[[ The data open ]]

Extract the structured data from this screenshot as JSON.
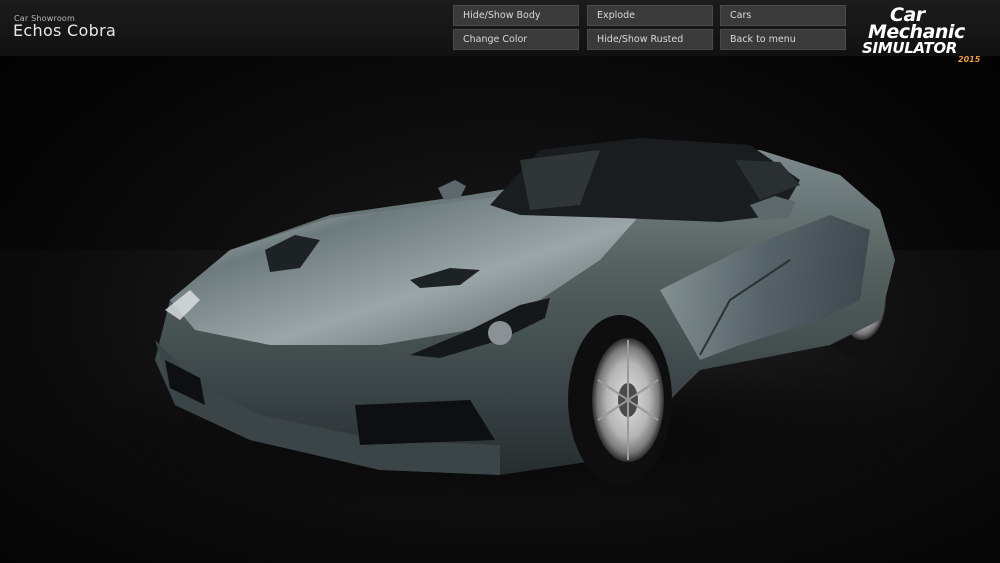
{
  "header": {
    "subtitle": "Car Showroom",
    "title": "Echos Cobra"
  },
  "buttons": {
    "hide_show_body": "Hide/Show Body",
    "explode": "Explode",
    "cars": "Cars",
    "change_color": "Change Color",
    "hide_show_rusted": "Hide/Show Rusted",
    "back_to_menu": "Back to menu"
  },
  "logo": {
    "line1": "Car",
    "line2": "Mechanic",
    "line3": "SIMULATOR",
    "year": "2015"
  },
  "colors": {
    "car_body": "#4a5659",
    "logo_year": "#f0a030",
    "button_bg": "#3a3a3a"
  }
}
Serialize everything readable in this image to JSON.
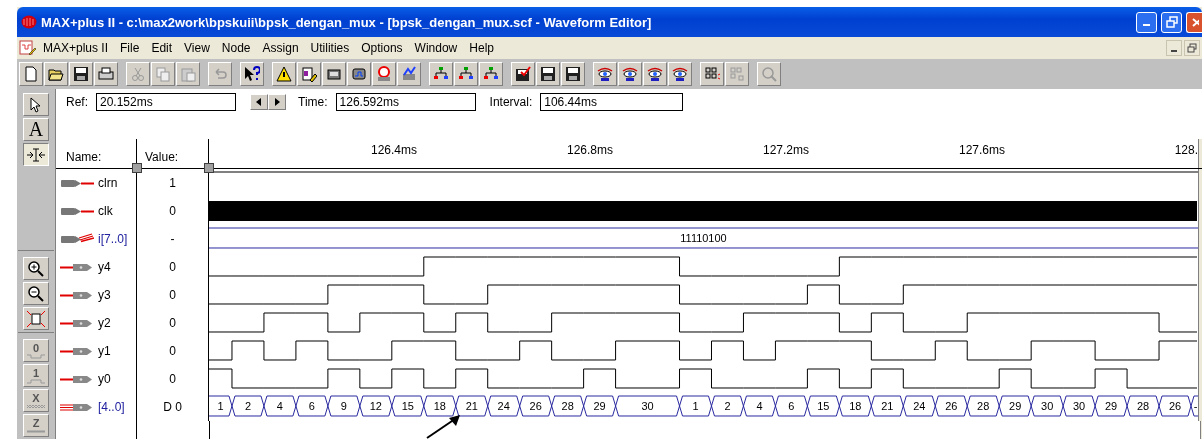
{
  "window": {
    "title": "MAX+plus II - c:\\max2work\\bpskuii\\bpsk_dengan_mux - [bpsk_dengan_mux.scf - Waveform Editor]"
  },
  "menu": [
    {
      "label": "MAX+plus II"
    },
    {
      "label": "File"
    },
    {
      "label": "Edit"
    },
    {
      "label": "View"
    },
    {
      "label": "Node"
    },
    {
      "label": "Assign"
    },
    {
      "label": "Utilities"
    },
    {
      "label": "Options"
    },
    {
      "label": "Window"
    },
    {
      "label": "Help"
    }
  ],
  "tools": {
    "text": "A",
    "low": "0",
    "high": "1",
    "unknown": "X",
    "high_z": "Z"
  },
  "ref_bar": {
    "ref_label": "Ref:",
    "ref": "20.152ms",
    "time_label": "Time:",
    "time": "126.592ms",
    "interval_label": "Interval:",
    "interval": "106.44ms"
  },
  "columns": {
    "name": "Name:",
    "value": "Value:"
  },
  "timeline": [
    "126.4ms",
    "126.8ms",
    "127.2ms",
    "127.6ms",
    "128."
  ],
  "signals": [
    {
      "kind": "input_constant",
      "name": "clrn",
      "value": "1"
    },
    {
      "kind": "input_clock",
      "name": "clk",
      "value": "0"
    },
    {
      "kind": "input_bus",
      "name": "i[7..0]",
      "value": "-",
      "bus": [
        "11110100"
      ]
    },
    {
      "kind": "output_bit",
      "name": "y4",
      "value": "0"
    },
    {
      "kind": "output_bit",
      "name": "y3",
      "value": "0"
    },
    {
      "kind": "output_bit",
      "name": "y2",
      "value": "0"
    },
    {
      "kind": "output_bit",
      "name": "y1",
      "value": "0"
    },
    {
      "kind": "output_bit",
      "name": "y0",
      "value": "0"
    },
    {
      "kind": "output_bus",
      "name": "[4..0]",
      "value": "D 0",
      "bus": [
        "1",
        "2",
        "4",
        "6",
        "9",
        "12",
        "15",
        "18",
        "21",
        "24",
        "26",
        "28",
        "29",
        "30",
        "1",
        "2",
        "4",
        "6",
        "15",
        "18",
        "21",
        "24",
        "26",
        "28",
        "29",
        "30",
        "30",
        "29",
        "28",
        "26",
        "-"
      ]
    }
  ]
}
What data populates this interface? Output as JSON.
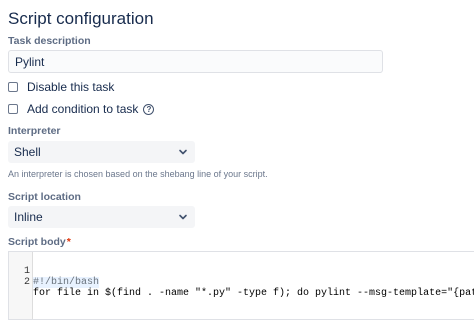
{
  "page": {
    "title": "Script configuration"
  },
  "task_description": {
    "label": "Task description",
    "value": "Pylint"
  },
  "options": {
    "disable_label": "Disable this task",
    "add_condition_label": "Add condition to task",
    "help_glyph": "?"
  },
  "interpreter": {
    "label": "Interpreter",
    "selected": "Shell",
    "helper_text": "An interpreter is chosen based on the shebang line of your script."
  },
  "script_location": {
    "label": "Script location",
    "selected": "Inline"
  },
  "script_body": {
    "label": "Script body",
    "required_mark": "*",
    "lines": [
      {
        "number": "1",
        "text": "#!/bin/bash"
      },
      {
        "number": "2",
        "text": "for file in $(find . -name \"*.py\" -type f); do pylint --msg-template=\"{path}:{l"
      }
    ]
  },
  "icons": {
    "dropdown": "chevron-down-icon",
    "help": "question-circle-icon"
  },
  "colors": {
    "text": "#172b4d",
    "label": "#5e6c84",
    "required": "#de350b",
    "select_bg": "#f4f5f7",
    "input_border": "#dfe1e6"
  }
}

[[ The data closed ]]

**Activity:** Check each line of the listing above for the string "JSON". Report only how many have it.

**Result:** 3